**** The data

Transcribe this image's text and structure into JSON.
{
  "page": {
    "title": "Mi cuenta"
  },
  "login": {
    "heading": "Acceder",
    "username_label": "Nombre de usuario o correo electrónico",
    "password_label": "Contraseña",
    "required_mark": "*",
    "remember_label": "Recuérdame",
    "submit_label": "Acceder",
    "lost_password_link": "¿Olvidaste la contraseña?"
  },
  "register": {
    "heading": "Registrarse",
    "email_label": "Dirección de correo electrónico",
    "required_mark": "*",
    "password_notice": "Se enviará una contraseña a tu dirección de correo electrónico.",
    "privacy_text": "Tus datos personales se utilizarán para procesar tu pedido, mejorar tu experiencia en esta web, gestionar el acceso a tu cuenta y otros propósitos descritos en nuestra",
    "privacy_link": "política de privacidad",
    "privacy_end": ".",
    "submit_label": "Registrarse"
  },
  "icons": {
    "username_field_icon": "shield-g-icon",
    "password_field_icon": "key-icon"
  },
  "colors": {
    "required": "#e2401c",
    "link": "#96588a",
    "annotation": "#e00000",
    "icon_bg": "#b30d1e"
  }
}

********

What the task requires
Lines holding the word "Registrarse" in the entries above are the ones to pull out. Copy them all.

Exercise result
    "heading": "Registrarse",
    "submit_label": "Registrarse"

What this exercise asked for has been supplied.